  7. Hi, I have a problem with applying mask to texture. The steps are as follows: [code] mask = new RenderTarget2D(GraphicsDevice, graphics.PreferredBackBufferWidth, graphics.PreferredBackBufferHeight, false, SurfaceFormat.Color, DepthFormat.None); [/code] ... [code] GraphicsDevice.SetRenderTarget(mask); GraphicsDevice.Clear(Color.Transparent); spriteBatch.Begin(); spriteBatch.Draw(terrain, Vector2.Zero, Color.White); spriteBatch.End(); BlendState bs = new BlendState(); bs.ColorSourceBlend = Blend.One; bs.ColorDestinationBlend = Blend.One; bs.ColorBlendFunction = BlendFunction.Add; bs.AlphaSourceBlend = Blend.One; bs.AlphaDestinationBlend = Blend.One; bs.AlphaBlendFunction = BlendFunction.Add; spriteBatch.Begin(SpriteSortMode.FrontToBack, bs); spriteBatch.Draw(tex2, new Vector2(100f, 250f), Color.White); spriteBatch.End(); GraphicsDevice.SetRenderTarget(null); GraphicsDevice.Clear(Color.CornflowerBlue); spriteBatch.Begin(); spriteBatch.Draw((Texture2D)rt, Vector2.Zero, Color.White); spriteBatch.End(); [/code] The mask and terrain are PNG textures with alpha channel. I just want to take alpha value of each pixel from mask and "put" them into render target (strictly, multilply alpha values of source and destination). BlendState class has (almost) no documentation but I don't want to use shaders. Do you happen to know how to configure this object? EDIT: Thank you for not responding. [img]http://public.gamedev.net//public/style_emoticons/default/smile.png[/img] This motivated myself to investigate the problem thoroughly.

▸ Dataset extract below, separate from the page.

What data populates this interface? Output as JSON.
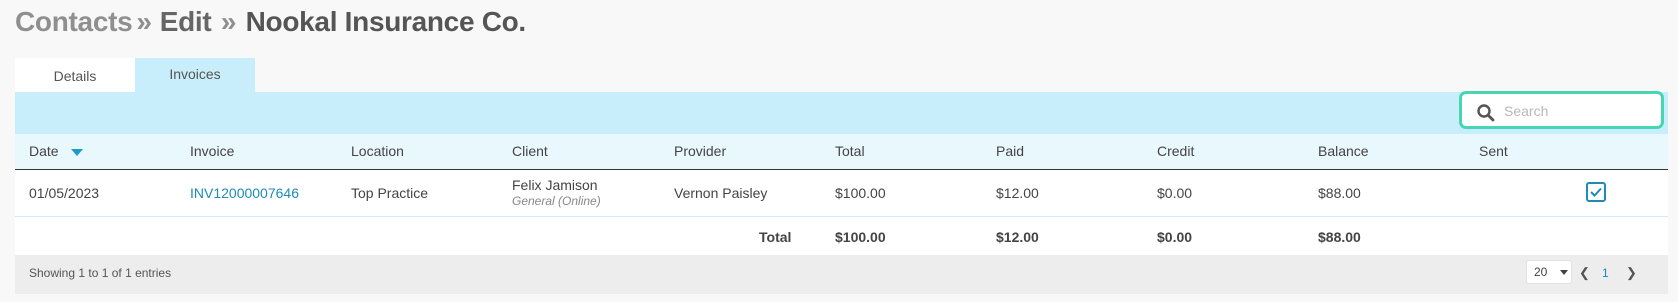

My configuration is: [code] bs.ColorSourceBlend = Blend.Zero; bs.ColorDestinationBlend = Blend.SourceAlpha; bs.ColorBlendFunction = BlendFunction.Add; bs.AlphaSourceBlend = Blend.Zero; bs.AlphaDestinationBlend = Blend.SourceAlpha; bs.AlphaBlendFunction = BlendFunction.Add;[/code] Now, it works perfectly.
  8. Well, glaux is pretty ancient library and so is glut (another common tool for OpenGL context management). I would recommend freeglut for your first applications using OpenGL. And you should know that OpenGL is only some kind of standard so there will be no SDK such as DirectX SDK. There is the docummentation of course, but for samples you should search third party sites.